Federal Spending Priorities Shifted Toward Health Over Past Decade
States get less funding for education, transportation, other services than in 2008
This data was updated in March 2019. Please see "Health Care Has Dominated Federal Spending Choices for More Than a Decade.”
States get roughly one-third of their revenue from the federal government—funding that pays for health care, schools, roads, public safety, and a range of other programs. Federal grants to states are about 40 percent higher, after adjusting for inflation, than they were in 2008 when the recession began.
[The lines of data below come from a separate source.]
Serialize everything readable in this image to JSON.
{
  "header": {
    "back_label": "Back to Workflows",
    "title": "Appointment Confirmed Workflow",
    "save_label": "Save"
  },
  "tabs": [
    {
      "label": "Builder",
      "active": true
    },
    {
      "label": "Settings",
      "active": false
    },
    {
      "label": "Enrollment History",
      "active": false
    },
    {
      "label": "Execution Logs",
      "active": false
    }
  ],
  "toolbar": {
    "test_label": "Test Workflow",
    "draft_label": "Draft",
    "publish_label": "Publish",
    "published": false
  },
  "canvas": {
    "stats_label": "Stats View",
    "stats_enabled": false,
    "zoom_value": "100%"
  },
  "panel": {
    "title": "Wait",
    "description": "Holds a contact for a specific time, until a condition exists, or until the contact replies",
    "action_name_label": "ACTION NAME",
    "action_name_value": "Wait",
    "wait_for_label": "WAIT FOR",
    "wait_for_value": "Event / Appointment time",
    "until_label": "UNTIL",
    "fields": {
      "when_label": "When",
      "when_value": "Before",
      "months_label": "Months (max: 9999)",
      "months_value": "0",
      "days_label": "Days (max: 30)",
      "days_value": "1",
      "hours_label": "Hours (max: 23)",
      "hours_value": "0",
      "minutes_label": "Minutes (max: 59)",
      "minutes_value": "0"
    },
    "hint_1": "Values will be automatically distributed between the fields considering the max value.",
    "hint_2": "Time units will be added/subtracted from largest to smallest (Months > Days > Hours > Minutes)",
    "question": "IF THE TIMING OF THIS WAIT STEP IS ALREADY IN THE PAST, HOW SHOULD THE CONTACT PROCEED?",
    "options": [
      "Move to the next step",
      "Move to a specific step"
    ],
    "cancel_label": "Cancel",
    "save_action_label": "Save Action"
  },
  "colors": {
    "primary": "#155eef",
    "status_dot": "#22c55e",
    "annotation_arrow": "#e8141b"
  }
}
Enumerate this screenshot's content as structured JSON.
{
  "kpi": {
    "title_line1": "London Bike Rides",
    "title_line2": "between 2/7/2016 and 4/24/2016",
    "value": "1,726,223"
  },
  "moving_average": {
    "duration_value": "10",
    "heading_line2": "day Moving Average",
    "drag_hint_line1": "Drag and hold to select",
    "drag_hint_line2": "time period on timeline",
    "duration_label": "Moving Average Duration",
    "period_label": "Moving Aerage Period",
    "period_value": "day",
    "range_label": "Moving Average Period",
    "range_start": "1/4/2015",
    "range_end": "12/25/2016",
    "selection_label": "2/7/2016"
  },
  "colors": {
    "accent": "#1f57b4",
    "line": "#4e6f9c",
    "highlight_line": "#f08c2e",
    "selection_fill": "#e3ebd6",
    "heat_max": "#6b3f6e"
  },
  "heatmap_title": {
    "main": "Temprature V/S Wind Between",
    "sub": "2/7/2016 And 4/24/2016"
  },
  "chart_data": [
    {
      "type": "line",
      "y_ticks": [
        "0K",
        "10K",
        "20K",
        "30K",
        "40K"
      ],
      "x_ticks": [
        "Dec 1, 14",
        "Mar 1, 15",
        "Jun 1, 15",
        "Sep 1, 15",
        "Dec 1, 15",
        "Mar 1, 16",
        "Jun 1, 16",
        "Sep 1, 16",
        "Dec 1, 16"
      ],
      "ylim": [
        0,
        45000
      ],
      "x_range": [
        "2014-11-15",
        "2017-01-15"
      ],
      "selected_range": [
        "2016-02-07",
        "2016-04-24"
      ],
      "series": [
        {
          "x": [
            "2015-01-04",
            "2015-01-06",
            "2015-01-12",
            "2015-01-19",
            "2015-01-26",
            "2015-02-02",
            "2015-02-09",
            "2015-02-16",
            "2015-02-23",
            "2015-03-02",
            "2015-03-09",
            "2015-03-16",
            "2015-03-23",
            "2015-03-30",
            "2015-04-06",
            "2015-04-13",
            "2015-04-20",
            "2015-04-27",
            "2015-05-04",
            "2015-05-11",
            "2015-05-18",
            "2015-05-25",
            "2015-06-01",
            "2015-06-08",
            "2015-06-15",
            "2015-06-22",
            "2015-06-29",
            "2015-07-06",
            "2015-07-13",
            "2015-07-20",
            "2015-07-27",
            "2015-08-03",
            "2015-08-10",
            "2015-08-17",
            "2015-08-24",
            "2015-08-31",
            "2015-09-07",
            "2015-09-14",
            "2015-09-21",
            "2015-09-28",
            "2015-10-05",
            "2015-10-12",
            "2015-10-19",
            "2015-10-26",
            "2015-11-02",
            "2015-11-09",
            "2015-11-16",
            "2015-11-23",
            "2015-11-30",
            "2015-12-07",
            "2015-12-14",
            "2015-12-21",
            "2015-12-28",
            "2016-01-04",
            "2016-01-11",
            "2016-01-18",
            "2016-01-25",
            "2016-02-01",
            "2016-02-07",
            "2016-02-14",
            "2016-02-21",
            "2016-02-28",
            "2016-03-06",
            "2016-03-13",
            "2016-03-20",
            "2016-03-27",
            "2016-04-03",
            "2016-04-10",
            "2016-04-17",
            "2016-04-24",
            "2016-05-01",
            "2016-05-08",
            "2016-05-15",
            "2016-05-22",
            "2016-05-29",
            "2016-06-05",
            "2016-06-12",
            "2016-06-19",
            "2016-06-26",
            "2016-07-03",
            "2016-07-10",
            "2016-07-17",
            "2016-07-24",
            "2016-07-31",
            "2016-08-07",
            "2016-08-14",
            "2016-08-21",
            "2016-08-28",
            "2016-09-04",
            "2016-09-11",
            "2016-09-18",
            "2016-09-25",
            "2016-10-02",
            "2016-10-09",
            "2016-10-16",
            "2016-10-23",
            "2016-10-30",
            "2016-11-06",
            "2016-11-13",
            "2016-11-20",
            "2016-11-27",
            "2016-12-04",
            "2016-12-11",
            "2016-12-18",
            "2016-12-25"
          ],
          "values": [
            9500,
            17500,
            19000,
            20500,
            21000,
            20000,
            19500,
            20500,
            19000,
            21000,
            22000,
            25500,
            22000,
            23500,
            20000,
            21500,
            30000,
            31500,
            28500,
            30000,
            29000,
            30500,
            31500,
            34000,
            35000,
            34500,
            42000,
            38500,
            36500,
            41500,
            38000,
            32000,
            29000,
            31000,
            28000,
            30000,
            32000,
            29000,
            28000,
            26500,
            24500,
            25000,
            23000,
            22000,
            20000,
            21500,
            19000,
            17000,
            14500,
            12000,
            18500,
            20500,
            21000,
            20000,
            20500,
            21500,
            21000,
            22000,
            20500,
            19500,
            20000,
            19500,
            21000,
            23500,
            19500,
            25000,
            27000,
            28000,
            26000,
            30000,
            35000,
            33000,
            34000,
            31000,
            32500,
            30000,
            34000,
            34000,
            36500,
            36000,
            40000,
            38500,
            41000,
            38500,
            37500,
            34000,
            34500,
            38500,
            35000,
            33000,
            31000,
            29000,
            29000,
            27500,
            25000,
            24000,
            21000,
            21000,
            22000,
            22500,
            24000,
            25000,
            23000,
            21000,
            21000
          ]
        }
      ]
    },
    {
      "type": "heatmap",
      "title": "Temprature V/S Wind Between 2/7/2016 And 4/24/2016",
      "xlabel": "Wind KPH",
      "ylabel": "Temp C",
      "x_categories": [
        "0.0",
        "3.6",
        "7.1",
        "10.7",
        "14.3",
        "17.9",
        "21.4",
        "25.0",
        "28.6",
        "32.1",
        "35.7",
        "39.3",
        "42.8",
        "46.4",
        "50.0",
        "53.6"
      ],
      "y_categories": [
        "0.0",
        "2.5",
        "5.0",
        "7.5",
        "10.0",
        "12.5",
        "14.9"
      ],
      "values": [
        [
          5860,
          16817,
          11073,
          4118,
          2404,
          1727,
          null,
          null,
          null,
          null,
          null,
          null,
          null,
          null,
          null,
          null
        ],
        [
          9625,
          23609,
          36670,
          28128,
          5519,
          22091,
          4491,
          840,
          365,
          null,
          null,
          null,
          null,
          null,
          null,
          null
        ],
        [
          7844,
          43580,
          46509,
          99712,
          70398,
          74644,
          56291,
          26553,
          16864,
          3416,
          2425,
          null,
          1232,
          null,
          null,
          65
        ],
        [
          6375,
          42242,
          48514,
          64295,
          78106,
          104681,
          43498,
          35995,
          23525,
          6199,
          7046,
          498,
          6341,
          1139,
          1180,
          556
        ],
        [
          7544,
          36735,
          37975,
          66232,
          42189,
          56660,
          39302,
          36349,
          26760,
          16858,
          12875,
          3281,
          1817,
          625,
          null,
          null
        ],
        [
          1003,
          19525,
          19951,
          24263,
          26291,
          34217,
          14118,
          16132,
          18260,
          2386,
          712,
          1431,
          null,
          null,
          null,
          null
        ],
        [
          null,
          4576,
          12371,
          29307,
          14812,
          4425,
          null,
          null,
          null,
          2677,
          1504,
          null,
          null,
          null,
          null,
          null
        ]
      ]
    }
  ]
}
But federal support for this range of programs has varied significantly, with grants for health care growing 72 percent in real terms from 2008-17, while almost all other areas saw a decrease.
One factor contributing to the rise in federal health grants is the Medicaid expansion under the Affordable Care Act. Medicaid funds flowing to states have grown sharply since fiscal year 2015, the first full year of implementation for most states that expanded their Medicaid programs, according to the Centers for Medicare & Medicaid Services.
Federal policies over the past few years have helped shape a divergent trend in health versus nonhealth grants. Medicaid grants have increased by 71 percent since 2008 and have been the main driver of the rise in federal health grants, and also of all federal funds to states. (See "Two-Thirds of Federal Grants to States Are for Medicaid.") A provision in the Affordable Care Act allowed states to expand the program to cover some previously ineligible low-income adults, with the federal government funding 100 percent of the costs through 2016, then gradually dropping to 90 percent by 2020. This change went into effect Jan. 1, 2014, and as of November 2017, 32 states and the District of Columbia had chosen to participate. Meanwhile, the nonhealth category decreased 3 percent during this 10-year period. This decline was driven in part by statutory limits on discretionary spending set by the Budget Control Act of 2011, as amended, which capped expenditures on almost all nonhealth programs, such as education.